> **Records to use**

————————

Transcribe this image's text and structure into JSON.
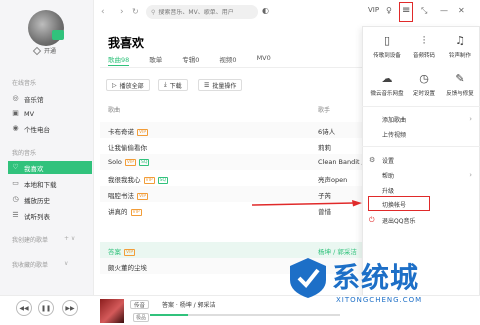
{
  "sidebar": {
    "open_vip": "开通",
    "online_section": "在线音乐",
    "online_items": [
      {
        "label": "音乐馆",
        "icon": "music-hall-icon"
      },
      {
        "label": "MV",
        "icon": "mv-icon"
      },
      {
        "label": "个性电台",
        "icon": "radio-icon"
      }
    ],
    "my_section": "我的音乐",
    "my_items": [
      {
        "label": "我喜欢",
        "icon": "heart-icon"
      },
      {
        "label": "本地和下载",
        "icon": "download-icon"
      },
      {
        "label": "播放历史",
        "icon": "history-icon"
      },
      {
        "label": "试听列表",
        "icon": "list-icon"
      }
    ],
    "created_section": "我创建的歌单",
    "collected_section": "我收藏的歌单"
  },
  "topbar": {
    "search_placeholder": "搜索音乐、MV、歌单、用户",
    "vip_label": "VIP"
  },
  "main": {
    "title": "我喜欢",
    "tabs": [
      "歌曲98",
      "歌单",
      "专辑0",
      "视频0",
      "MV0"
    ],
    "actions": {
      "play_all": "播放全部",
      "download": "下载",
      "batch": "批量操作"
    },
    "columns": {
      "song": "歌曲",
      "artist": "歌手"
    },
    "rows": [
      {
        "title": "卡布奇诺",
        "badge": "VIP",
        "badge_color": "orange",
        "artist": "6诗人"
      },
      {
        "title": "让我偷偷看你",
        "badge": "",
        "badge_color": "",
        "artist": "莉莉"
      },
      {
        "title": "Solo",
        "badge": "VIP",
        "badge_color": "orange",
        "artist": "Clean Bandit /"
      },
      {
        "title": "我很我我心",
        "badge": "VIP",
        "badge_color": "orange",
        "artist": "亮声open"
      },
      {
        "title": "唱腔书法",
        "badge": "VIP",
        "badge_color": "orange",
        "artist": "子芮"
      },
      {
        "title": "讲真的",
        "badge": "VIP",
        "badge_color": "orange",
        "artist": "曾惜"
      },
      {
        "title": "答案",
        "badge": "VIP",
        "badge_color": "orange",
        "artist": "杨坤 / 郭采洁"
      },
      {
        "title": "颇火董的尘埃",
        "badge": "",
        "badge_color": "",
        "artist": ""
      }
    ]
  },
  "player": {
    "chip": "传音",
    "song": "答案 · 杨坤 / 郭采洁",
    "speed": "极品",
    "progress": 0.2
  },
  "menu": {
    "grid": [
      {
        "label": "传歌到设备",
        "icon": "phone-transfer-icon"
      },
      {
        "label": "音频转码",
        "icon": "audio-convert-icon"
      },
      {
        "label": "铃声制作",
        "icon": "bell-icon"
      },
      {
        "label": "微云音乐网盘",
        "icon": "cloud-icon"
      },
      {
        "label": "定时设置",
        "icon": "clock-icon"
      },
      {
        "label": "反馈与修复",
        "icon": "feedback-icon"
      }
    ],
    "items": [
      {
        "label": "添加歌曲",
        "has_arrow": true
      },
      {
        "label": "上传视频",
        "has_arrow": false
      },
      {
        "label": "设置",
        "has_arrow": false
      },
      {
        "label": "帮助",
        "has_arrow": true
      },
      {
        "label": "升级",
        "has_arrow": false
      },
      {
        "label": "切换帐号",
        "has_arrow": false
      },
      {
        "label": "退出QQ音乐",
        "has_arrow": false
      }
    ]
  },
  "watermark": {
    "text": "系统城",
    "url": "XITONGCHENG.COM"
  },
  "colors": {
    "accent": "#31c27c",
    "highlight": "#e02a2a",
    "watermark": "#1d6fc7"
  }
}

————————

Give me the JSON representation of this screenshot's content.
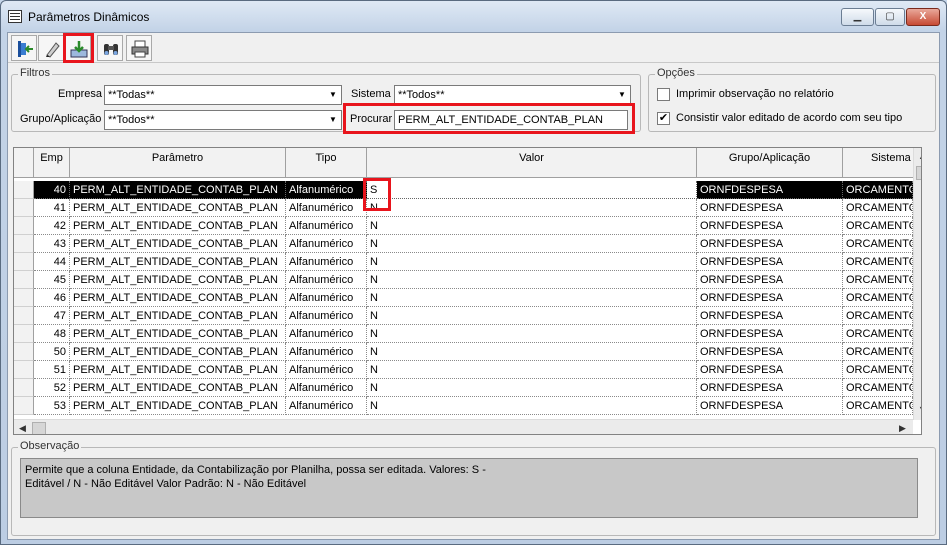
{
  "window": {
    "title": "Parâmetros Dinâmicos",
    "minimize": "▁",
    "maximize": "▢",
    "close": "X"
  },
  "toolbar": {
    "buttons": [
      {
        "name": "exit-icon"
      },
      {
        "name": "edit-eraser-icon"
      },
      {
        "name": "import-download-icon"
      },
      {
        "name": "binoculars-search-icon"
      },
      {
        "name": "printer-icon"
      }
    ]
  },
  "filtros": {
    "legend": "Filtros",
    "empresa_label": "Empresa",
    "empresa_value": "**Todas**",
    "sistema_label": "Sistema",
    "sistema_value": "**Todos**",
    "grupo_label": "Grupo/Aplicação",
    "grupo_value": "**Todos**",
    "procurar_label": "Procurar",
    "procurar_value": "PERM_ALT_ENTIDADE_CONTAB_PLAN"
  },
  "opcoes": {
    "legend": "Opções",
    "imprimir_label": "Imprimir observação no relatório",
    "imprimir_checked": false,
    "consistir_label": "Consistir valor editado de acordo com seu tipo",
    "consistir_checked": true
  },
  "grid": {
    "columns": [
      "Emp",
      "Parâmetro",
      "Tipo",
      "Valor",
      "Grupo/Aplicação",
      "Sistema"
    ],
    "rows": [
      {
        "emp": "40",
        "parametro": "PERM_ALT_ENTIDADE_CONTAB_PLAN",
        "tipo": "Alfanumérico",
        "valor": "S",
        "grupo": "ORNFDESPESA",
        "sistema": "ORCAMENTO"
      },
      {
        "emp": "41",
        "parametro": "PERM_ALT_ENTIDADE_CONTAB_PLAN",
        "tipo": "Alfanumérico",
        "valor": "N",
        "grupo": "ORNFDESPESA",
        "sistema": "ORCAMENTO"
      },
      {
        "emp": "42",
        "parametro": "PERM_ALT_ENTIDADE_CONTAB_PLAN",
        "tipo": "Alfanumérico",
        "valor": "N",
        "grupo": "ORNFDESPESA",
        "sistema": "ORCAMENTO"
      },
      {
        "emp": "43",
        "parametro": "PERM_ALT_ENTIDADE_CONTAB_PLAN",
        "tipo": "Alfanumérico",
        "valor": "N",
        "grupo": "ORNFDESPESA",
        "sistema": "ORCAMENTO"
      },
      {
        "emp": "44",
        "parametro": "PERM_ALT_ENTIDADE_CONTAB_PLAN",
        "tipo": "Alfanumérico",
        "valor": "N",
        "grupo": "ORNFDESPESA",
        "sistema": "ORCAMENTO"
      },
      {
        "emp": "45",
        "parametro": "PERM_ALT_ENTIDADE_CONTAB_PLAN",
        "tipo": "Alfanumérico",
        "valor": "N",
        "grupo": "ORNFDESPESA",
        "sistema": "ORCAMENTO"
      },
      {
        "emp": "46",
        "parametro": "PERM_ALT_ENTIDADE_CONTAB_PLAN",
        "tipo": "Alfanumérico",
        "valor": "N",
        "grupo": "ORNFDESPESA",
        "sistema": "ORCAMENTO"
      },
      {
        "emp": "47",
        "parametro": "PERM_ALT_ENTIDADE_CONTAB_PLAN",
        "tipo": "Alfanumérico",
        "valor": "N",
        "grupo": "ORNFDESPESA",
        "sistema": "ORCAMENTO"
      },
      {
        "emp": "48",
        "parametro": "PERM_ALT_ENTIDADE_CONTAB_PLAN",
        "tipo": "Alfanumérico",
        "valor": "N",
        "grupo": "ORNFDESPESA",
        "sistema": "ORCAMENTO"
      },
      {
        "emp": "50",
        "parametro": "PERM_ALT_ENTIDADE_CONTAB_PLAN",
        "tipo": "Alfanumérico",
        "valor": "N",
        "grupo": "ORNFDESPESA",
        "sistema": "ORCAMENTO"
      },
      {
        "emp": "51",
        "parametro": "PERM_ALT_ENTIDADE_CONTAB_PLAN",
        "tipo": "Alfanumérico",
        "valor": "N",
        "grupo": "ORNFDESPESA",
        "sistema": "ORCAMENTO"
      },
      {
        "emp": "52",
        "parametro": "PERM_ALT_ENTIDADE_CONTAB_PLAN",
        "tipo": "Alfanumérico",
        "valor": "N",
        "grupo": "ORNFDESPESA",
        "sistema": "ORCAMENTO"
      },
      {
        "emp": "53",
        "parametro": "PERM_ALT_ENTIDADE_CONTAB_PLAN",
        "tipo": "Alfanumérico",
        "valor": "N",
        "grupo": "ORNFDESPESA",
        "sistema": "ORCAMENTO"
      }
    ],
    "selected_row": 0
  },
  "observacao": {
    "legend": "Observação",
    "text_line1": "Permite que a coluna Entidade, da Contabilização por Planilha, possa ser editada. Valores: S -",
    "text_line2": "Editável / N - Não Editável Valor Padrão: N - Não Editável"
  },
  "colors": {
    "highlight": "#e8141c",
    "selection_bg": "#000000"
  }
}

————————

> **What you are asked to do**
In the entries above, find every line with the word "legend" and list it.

> **Task output**
    "legend": "Filtros",
    "legend": "Opções",
    "legend": "Observação",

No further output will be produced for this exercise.